- _REQUIRED ACTION_: Some lines in the records below may hold the word "level"; give the number of those lines and nothing else.

- _DATA PROVIDED_:
########################################
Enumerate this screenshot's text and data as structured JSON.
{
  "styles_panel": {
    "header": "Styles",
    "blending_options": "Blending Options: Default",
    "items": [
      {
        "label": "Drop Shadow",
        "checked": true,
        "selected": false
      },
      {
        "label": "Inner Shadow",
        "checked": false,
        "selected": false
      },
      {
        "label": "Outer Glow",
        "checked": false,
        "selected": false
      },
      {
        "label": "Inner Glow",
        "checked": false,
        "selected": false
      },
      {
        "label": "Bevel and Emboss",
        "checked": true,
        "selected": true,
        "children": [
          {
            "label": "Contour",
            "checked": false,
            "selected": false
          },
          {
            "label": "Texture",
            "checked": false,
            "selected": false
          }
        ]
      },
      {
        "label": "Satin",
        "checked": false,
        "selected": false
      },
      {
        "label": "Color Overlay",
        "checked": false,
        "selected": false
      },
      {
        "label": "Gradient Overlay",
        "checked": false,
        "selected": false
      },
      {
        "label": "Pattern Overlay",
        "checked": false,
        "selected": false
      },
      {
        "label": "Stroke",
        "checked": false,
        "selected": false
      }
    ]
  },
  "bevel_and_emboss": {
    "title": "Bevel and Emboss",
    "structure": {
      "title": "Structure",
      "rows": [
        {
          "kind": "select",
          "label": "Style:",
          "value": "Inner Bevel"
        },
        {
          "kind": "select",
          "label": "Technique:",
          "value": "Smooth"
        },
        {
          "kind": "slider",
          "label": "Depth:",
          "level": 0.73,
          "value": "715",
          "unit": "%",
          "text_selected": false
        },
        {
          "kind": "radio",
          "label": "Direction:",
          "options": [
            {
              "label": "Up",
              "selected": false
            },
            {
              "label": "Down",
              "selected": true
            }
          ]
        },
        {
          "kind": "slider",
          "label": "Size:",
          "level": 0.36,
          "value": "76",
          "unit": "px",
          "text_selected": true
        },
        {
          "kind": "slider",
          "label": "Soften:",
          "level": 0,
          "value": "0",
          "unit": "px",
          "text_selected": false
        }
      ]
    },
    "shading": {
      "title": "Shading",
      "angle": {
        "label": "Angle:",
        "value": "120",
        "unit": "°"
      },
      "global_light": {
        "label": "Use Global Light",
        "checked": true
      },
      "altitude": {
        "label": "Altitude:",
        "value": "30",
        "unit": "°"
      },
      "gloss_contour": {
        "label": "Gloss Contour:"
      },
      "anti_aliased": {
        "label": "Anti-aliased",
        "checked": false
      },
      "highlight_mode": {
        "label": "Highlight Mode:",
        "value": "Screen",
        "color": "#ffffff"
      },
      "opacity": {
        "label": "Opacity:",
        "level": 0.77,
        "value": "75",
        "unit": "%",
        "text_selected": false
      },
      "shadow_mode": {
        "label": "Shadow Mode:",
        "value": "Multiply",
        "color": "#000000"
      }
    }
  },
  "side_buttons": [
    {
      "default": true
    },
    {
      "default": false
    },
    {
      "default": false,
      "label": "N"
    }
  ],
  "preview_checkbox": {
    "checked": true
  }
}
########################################
- _ANSWER AREA_: 4